On Aug. 30, 2023, award-winning author Kekla Magoon was INconversation with Kathy Burnette of Brain Lair Books at Louise E. Addicott & Yatish J. Joshi Performance Hall at Indiana University South Bend.
As we like to do at Indiana Authors Awards, we’ve recapped the conversation below with “5 Things We Learned.” Here are some moments that stood out to us:
1. Whose history? Reading stories about people experiencing big moments brings history alive for Kekla. She recalled not understanding why she was being bullied in school when she was taught that because of the Civil Rights Movement we were all supposed to be equal now. She went to the library looking for books that explained what happened between 1968 and 1998 and couldn’t find them. Kekla wrote Revolution in Our Time about the Black Panther Party partly because she didn’t have anything like it as a child. Her research unveiled another version of American history told through the lens of Blackness, which was very different from the history she was taught in school. She recalls wondering how could she just now be learning these things in her twenties. How could she be part of getting this history to the next generation earlier? What she learned made her imagine what her life would’ve been like if she were alive during the Civil Rights Movement. Who would she have been? What would she have done?
2. Looking for a mirror. Kekla spoke about growing up in a predominantly white rural community in Indiana as the biracial child of a Black father and white mother. She understood what it meant to be biracial, and in middle school she was bullied about her hair and skin. She was an enthusiastic young reader (and creative writer, though she didn’t recognize that at the time) and sought to see herself represented in the books she treasured. She vividly remembers the excitement of discovering Roll of Thunder, Hear My Cry by Mildred D. Taylor in the library. In that novel about a Black family in Mississippi, Kekla saw herself reflected on the book’s cover, which depicted Cassie Morgan, the story’s young protagonist. Finally! She was always looking for books with Black characters and by Black authors and didn’t often find them.
3. Doing the work. Kekla’s research process varies by book project and has changed considerably since she wrote The Rock and the River in 2006. She used to spend time going through archives and the collections of libraries in cities across the country. She went to the places that she saw in photos, like Montgomery, Ala. With her nonfiction books, like Revolution in Our Time, she worked to find the throughline, the narrative arc in the research. Kekla found that publishing a book about the Black Panther Party for younger readers was a tough prospect. When Trayvon Martin was killed in 2012 and the public conversation about systemic racism came back into mainstream conversation, it made publishing the book possible.
4. What can you do? When asked how best to support librarians and teachers, Kekla suggested that the most direct and effective way is to be involved in your communities: vote for school boards and your local representatives. These elections can be fraught, but they are important and impact what is taught and what can be learned. For those who are younger or who can’t vote, build relationships with people in the community who are doing this work. Show them support. The idea that we are too small to effect change is something that stops people from trying. Rosa Parks is known for refusing to give up her seat to a white passenger on a bus. It was one action, but it also sparked the Montgomery bus boycott. The community banded together in protest. Each individual’s action was difficult and seemingly small, but together they made a difference!

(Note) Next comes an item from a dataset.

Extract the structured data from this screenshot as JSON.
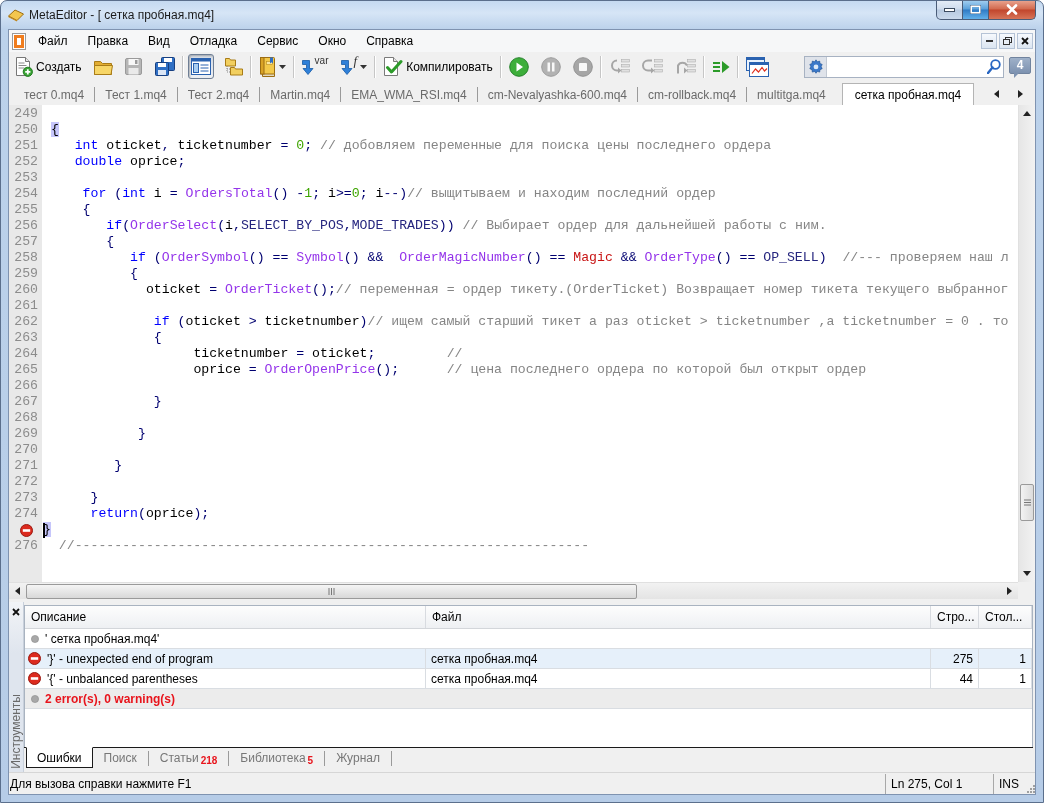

5. You, too, can be a writer! You can start writing at any age and do it in concert with other things — it’s flexible like that! You can be a bricklayer and a writer. A teacher and a writer. You just need to do it. Sit down and write. Recognize that you don’t have to write everything you want to write in one sitting. Kekla tries to write one page a day. Double-spaced. 12-point font. Can you believe it takes less than a year to write a 200-page novel this way? You can even skip weekends! Don’t be afraid to take that little step. A rainstorm is nothing but a bunch of little raindrops together. Celebrate your words!